- _WORK ORDER_:
Extract every line from the records below that contains the word "chevron".

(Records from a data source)
::::::::::
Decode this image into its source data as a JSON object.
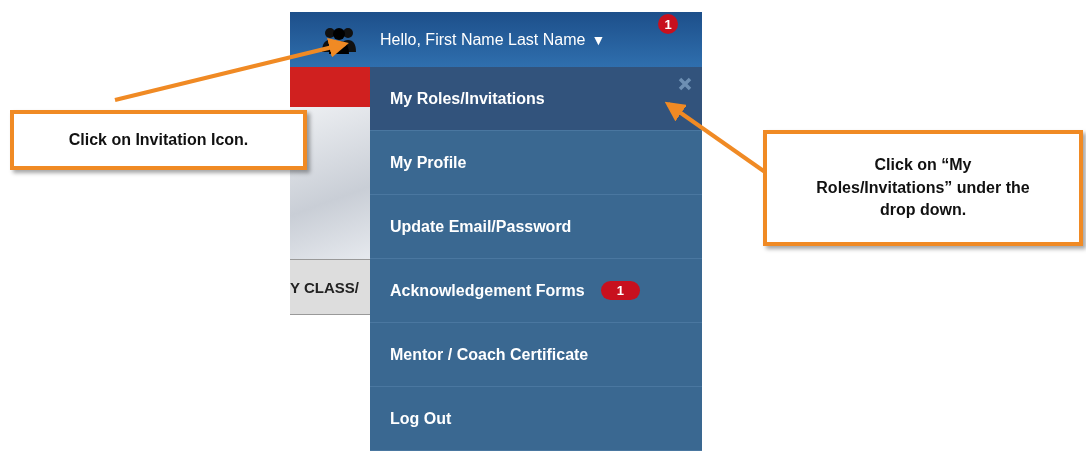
{
  "header": {
    "greeting": "Hello, First Name Last Name",
    "caret": "▼",
    "notification_count": "1"
  },
  "page_behind": {
    "tab_text": "Y CLASS/"
  },
  "dropdown": {
    "items": [
      {
        "label": "My Roles/Invitations",
        "selected": true
      },
      {
        "label": "My Profile",
        "selected": false
      },
      {
        "label": "Update Email/Password",
        "selected": false
      },
      {
        "label": "Acknowledgement Forms",
        "selected": false,
        "badge": "1"
      },
      {
        "label": "Mentor / Coach Certificate",
        "selected": false
      },
      {
        "label": "Log Out",
        "selected": false
      }
    ]
  },
  "callouts": [
    {
      "kind": "left",
      "text": "Click on Invitation Icon."
    },
    {
      "kind": "right",
      "text": "Click on “My Roles/Invitations” under the drop down."
    }
  ]
}
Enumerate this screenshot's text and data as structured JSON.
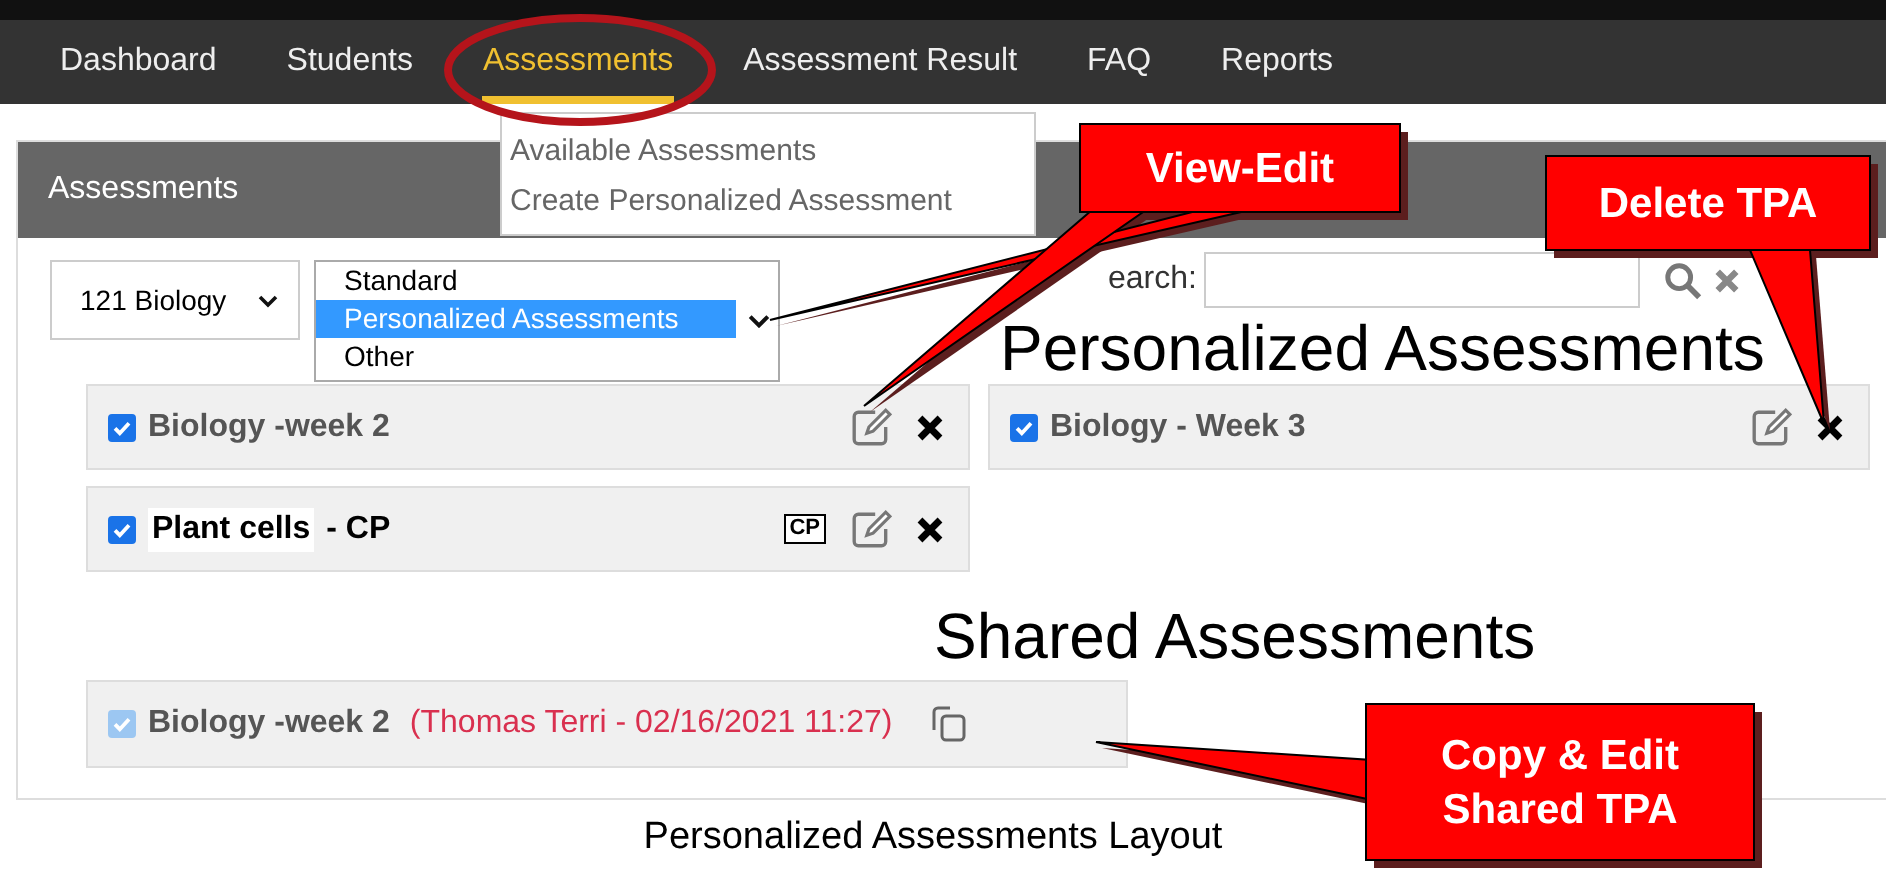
{
  "nav": {
    "items": [
      {
        "label": "Dashboard",
        "selected": false
      },
      {
        "label": "Students",
        "selected": false
      },
      {
        "label": "Assessments",
        "selected": true
      },
      {
        "label": "Assessment Result",
        "selected": false
      },
      {
        "label": "FAQ",
        "selected": false
      },
      {
        "label": "Reports",
        "selected": false
      }
    ]
  },
  "dropdown_menu": {
    "items": [
      "Available Assessments",
      "Create Personalized Assessment"
    ]
  },
  "panel": {
    "title": "Assessments"
  },
  "course_select": {
    "value": "121 Biology"
  },
  "type_list": {
    "options": [
      {
        "label": "Standard",
        "selected": false
      },
      {
        "label": "Personalized Assessments",
        "selected": true
      },
      {
        "label": "Other",
        "selected": false
      }
    ]
  },
  "search": {
    "label": "earch:"
  },
  "personalized": {
    "heading": "Personalized Assessments",
    "items": [
      {
        "title": "Biology -week 2",
        "checked": true
      },
      {
        "title": "Plant cells",
        "suffix": "- CP",
        "badge": "CP",
        "checked": true
      },
      {
        "title": "Biology - Week 3",
        "checked": true
      }
    ]
  },
  "shared": {
    "heading": "Shared Assessments",
    "items": [
      {
        "title": "Biology -week 2",
        "checked": true,
        "disabled": true,
        "author": "(Thomas Terri - 02/16/2021 11:27)"
      }
    ]
  },
  "annotations": [
    {
      "kind": "ellipse"
    },
    {
      "kind": "callout",
      "lines": [
        "View-Edit"
      ]
    },
    {
      "kind": "callout",
      "lines": [
        "Delete TPA"
      ]
    },
    {
      "kind": "callout",
      "lines": [
        "Copy & Edit",
        "Shared TPA"
      ]
    }
  ],
  "caption": "Personalized Assessments Layout"
}
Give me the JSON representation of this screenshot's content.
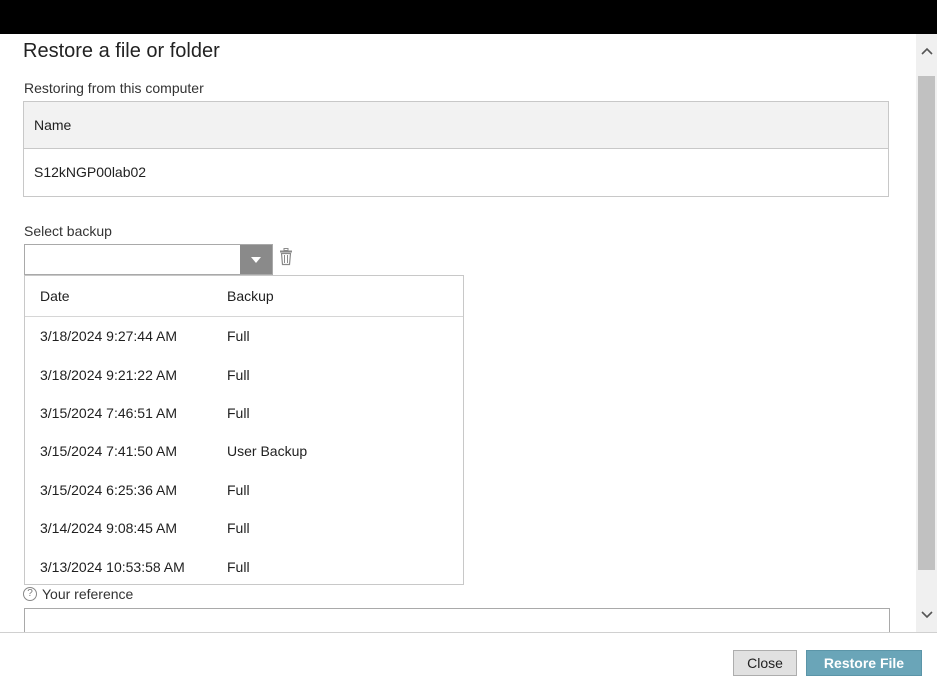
{
  "dialog": {
    "title": "Restore a file or folder",
    "subtitle": "Restoring from this computer"
  },
  "computer_table": {
    "header": "Name",
    "rows": [
      "S12kNGP00lab02"
    ]
  },
  "backup_select": {
    "label": "Select backup",
    "value": "",
    "columns": [
      "Date",
      "Backup"
    ],
    "options": [
      {
        "date": "3/18/2024 9:27:44 AM",
        "type": "Full"
      },
      {
        "date": "3/18/2024 9:21:22 AM",
        "type": "Full"
      },
      {
        "date": "3/15/2024 7:46:51 AM",
        "type": "Full"
      },
      {
        "date": "3/15/2024 7:41:50 AM",
        "type": "User Backup"
      },
      {
        "date": "3/15/2024 6:25:36 AM",
        "type": "Full"
      },
      {
        "date": "3/14/2024 9:08:45 AM",
        "type": "Full"
      },
      {
        "date": "3/13/2024 10:53:58 AM",
        "type": "Full"
      }
    ]
  },
  "reference": {
    "label": "Your reference",
    "value": "",
    "help_icon": "?"
  },
  "footer": {
    "close_label": "Close",
    "restore_label": "Restore File"
  },
  "icons": {
    "dropdown": "chevron-down-icon",
    "delete": "trash-icon",
    "help": "question-circle-icon",
    "scroll_up": "chevron-up-icon",
    "scroll_down": "chevron-down-icon"
  },
  "colors": {
    "restore_button": "#6aa5b8",
    "combo_button": "#8a8a8a"
  }
}
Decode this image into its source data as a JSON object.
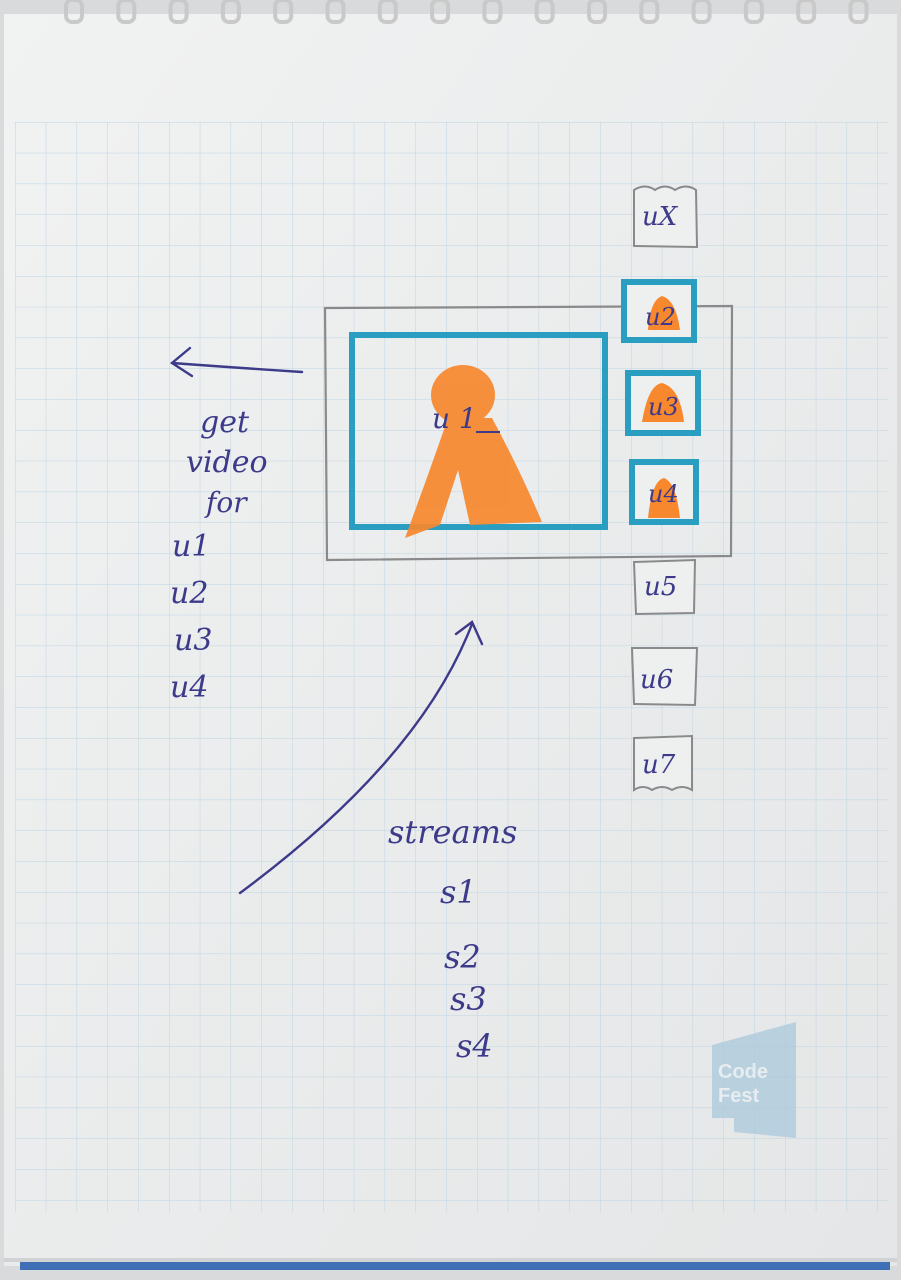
{
  "colors": {
    "paper": "#eef0f0",
    "grid": "#b9d3e2",
    "pencil": "#8a8a8c",
    "cyan_marker": "#2a9ec0",
    "orange_marker": "#f7882e",
    "ink": "#3d3a8a",
    "binding": "#c9c9c9",
    "page_edge_blue": "#3f6fb5",
    "watermark": "#aac9dc"
  },
  "main_view": {
    "label": "u 1"
  },
  "thumbnails": [
    {
      "label": "uX",
      "highlighted": false
    },
    {
      "label": "u2",
      "highlighted": true
    },
    {
      "label": "u3",
      "highlighted": true
    },
    {
      "label": "u4",
      "highlighted": true
    },
    {
      "label": "u5",
      "highlighted": false
    },
    {
      "label": "u6",
      "highlighted": false
    },
    {
      "label": "u7",
      "highlighted": false
    }
  ],
  "left_note": {
    "lines": [
      "get",
      "video",
      "for",
      "u1",
      "u2",
      "u3",
      "u4"
    ]
  },
  "streams_note": {
    "title": "streams",
    "items": [
      "s1",
      "s2",
      "s3",
      "s4"
    ]
  },
  "watermark": {
    "lines": [
      "Code",
      "Fest"
    ]
  },
  "icons": {
    "left_arrow": "arrow-left-icon",
    "curved_arrow": "arrow-curved-up-icon",
    "person": "person-silhouette-icon"
  }
}
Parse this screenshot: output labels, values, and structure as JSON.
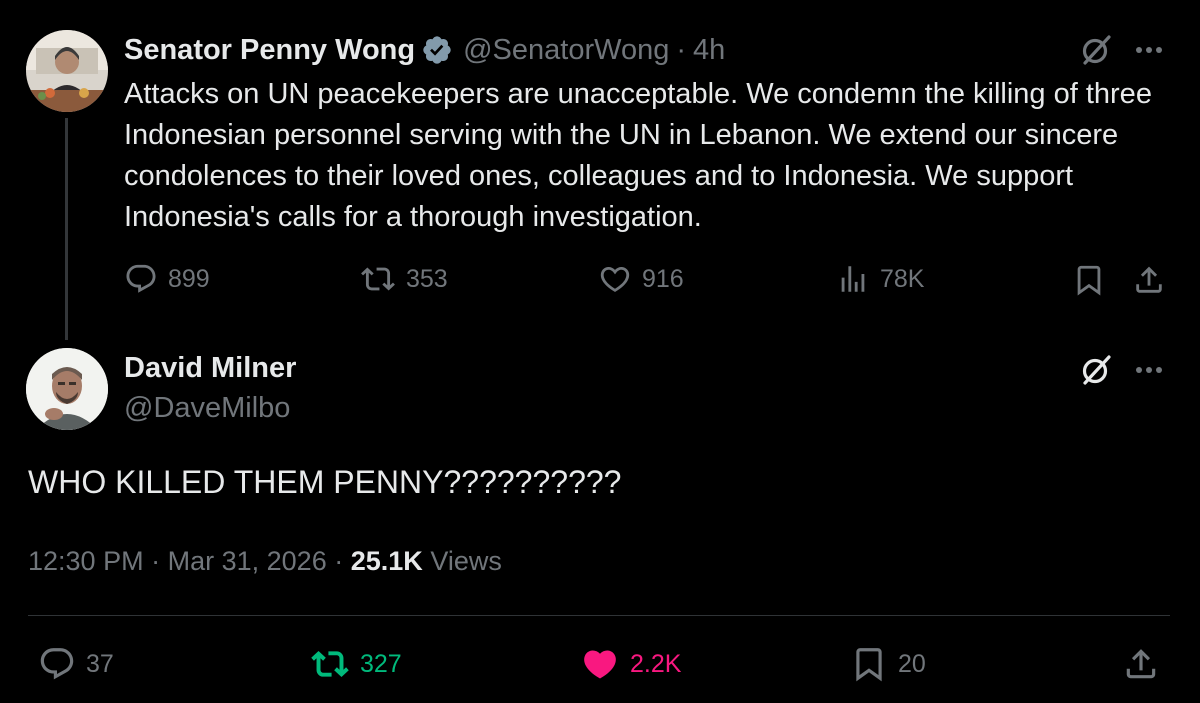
{
  "original_tweet": {
    "author_name": "Senator Penny Wong",
    "handle": "@SenatorWong",
    "separator": "·",
    "time_ago": "4h",
    "text": "Attacks on UN peacekeepers are unacceptable. We condemn the killing of three Indonesian personnel serving with the UN in Lebanon. We extend our sincere condolences to their loved ones, colleagues and to Indonesia. We support Indonesia's calls for a thorough investigation.",
    "verified": true,
    "actions": {
      "replies": "899",
      "reposts": "353",
      "likes": "916",
      "views": "78K"
    }
  },
  "reply_tweet": {
    "author_name": "David Milner",
    "handle": "@DaveMilbo",
    "text": "WHO KILLED THEM PENNY??????????",
    "time": "12:30 PM",
    "sep1": "·",
    "date": "Mar 31, 2026",
    "sep2": "·",
    "views_count": "25.1K",
    "views_label": "Views",
    "actions": {
      "replies": "37",
      "reposts": "327",
      "likes": "2.2K",
      "bookmarks": "20"
    }
  },
  "colors": {
    "background": "#000000",
    "text_primary": "#e7e9ea",
    "text_secondary": "#71767b",
    "verified_badge": "#829aab",
    "repost_active": "#00ba7c",
    "like_active": "#f91880",
    "divider": "#2f3336"
  },
  "icons": [
    "grok-icon",
    "more-icon",
    "verified-badge-icon",
    "reply-icon",
    "repost-icon",
    "like-icon",
    "views-icon",
    "bookmark-icon",
    "share-icon"
  ]
}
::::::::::
- _SOLUTION FOR THIS TASK_:
    "dropdown": "chevron-down-icon",
    "scroll_up": "chevron-up-icon",
    "scroll_down": "chevron-down-icon"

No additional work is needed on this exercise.